So much so that it's more generous with putting it in food products than other countries. A new study in the Canadian Health Journal CMAJ showed "substantial variation" in the average salt content for different types of food products, fast-food products in particular.
In fact, the study found that U.S. fast food may in fact be the saltiest in the world, according to the New York Daily News.
After analyzing McDonald's Chicken McNuggets from the United Kingdom, France, the U.S., Canada and New Zealand, the Daily News reported that researchers found the American version had the highest sodium content – 1.6 grams of salt per 100 grams.
Compare that to the U.K.'s 0.6. (Our Canadian neighbors to the north, notably, were only 0.1 grams behind the United States' 1.6.)
Fast food's seeming omnipresence in South L.A. led to a moratorium on building new fast-food restaurants in the area starting in 2008, something which was subsequently extended and ultimately made permanent in the winter of 2010. That effort, spearheaded by L.A. City Councilwoman Jan Perry, was aimed at finding a way to get more healthy food options in the area. The prevalence of fast-food joints exacerbates the southside's disparate obesity problem.
But researchers cautioned that fast-food isn't necessarily the culprit – food in the U.S. in general just has higher sodium content.

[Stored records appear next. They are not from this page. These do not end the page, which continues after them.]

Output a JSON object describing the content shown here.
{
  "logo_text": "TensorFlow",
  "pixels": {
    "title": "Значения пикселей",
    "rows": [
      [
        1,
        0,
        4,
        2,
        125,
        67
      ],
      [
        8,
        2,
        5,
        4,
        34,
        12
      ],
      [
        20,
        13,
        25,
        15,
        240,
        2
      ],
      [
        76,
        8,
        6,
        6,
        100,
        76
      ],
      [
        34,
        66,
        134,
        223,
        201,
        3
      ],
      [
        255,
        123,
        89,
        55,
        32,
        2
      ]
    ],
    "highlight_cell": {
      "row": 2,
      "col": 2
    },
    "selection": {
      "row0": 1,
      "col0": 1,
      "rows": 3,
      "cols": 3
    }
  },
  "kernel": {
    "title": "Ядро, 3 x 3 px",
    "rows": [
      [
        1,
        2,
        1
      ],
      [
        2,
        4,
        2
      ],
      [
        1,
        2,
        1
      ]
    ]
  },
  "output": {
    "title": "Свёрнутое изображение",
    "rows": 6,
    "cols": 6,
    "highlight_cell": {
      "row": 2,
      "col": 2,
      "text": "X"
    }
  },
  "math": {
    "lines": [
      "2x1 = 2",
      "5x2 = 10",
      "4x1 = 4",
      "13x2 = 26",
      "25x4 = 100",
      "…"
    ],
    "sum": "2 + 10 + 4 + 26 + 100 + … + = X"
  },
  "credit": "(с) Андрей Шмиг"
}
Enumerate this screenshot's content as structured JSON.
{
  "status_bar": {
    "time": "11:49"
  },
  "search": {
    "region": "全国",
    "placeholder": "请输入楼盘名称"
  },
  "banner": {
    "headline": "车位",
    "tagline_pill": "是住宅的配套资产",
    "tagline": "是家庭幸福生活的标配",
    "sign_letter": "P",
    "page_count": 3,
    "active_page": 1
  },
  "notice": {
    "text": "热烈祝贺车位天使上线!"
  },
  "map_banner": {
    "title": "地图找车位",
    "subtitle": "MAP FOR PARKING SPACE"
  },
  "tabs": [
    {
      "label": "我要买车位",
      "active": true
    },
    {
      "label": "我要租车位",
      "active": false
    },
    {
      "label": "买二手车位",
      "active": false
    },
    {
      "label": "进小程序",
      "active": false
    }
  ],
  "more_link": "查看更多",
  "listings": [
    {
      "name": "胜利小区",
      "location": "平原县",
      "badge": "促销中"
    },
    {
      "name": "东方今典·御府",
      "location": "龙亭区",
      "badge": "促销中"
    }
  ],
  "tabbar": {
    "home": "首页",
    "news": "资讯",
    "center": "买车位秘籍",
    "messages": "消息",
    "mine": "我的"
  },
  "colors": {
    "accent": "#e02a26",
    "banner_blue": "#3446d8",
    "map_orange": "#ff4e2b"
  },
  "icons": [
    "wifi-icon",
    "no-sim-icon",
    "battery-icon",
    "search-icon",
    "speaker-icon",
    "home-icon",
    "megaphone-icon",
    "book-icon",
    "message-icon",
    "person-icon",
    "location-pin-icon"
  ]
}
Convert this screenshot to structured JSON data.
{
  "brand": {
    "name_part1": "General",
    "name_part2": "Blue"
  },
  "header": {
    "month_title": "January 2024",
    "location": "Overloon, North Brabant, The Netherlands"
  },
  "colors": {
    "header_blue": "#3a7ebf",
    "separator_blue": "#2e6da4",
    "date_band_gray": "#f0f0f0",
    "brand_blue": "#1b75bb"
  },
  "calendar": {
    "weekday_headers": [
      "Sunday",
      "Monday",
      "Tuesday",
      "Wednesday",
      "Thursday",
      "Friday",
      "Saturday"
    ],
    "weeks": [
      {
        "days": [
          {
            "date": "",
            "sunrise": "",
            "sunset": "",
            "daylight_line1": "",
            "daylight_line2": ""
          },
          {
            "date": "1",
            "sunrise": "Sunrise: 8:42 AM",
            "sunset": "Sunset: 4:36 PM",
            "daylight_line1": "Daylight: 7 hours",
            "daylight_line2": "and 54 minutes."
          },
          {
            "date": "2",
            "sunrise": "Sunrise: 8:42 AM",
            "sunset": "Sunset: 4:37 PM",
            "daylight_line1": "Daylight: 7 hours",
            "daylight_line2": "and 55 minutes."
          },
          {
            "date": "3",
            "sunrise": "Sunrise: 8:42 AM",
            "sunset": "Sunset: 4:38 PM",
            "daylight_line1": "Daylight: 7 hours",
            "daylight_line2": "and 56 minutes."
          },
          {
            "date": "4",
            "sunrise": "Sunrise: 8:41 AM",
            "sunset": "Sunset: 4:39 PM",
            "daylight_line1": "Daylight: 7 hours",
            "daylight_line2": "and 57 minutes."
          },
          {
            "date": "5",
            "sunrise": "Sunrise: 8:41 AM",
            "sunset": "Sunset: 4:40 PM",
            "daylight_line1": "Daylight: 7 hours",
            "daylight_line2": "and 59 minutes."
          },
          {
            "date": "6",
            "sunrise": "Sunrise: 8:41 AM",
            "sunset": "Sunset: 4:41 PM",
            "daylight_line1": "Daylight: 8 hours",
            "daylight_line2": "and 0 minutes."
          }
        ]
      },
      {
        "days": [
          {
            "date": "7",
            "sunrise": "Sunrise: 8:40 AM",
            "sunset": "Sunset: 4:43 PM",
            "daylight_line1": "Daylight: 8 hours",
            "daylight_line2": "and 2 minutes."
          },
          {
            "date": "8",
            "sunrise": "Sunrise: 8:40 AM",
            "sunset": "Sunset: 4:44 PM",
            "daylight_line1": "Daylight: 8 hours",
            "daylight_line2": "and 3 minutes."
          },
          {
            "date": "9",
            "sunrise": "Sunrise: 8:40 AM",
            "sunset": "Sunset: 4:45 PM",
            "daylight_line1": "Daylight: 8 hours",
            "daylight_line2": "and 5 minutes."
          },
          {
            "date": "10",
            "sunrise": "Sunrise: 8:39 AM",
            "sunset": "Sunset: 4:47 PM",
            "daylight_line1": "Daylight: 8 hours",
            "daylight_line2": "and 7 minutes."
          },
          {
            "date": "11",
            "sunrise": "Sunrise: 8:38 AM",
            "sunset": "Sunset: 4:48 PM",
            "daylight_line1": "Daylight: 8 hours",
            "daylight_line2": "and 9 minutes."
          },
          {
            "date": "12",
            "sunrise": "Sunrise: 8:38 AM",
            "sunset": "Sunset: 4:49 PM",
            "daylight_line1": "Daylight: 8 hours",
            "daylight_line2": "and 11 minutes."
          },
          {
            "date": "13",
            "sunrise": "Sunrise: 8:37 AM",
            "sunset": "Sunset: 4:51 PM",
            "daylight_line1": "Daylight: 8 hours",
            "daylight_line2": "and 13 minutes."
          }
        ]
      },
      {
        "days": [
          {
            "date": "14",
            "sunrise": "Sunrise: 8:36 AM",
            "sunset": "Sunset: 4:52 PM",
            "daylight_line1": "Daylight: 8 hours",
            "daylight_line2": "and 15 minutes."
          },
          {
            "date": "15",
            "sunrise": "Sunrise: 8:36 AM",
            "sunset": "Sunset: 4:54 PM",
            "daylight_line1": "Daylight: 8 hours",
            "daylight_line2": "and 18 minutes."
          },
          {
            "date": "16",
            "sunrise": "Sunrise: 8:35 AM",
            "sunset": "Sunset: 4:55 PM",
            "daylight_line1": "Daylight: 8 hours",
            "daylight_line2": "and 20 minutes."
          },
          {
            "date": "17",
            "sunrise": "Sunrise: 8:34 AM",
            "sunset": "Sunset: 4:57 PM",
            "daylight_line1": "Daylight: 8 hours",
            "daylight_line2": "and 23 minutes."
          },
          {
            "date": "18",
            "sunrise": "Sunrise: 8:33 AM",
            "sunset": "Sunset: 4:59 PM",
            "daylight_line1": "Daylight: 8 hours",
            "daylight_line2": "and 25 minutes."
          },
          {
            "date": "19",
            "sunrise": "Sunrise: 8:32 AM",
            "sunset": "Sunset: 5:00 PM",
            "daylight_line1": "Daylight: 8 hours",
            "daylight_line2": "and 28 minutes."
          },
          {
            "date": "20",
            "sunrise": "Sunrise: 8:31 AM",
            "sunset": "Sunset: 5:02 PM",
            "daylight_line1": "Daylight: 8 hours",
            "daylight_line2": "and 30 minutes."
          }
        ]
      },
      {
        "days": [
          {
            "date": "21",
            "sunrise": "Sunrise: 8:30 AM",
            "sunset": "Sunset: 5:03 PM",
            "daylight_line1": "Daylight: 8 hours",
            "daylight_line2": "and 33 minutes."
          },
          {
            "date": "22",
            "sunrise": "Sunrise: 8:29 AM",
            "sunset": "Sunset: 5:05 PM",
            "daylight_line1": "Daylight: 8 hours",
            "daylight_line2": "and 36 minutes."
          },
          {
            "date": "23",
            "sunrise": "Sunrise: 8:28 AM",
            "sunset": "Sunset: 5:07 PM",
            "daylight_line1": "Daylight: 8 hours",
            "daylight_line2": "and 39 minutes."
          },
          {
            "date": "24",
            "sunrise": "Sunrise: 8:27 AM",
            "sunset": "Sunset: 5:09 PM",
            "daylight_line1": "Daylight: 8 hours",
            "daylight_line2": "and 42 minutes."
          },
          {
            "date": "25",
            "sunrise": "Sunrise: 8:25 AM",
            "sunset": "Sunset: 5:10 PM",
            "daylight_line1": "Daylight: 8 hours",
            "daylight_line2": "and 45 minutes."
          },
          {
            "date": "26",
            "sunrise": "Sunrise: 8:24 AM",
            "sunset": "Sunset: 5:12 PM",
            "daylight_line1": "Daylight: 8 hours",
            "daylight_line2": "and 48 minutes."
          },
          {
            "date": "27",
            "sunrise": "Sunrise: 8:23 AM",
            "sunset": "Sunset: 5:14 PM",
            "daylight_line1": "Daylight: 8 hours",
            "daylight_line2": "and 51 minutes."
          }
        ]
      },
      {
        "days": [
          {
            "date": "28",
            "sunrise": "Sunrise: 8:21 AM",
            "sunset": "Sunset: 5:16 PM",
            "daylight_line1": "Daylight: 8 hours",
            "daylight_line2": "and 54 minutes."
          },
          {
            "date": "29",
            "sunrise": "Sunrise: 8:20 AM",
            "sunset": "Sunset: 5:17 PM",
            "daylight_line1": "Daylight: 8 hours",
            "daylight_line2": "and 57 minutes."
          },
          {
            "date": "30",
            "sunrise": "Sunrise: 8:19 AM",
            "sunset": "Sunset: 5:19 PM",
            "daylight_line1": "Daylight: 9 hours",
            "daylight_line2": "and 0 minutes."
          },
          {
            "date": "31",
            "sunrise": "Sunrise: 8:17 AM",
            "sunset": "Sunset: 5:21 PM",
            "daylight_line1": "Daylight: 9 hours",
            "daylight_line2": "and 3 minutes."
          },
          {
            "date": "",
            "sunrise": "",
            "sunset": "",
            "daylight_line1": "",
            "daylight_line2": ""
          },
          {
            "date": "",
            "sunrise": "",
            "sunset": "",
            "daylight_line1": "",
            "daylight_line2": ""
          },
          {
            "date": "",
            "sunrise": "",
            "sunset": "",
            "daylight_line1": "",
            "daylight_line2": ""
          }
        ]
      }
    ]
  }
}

"If you go to an expensive restaurant, it is just as unhealthy," study author Dr. Norm Campbell told Time. "You just paid more money for it. You're no better off. If you go to the grocery store and you buy packaged food, it is just as bad. It's a much larger issue."
Campbell told Time that the unhealthily high levels of sodium aren't the fast-food industry's fault – instead, he blamed the government.
"These are federal government responsibilities," he said. "The fast food industries are responsible for their shareholders. They are not responsible for the health of the population. We elect politicians who have responsibility to oversee the changes in added salt and sugars in our foods that are killing us."
The Centers for Disease Control and Prevention is more than familiar with CMAJ's findings, having already released a report in February that nine out of 10 Americans consume too much sodium.
Some in South L.A. disagree with Campbell, and believe that fast-food chains like McDonald's do have a responsibility to the health of their consumers.
"In our policy recommendations, we've never said fast-food restaurants cannot sell the food items they want," Breanna Morrison, a policy analyst for Community Health Councils, told OnCentral in March. "We're just saying that if you're going to monopolize the food items that are offered in the community, that you provide a diversity of options so that there can be a more equitable access to healthy food in our community, especially if the type of food they sell has negative health outcomes."
Photo by Heather M. via Flickr Creative Commons.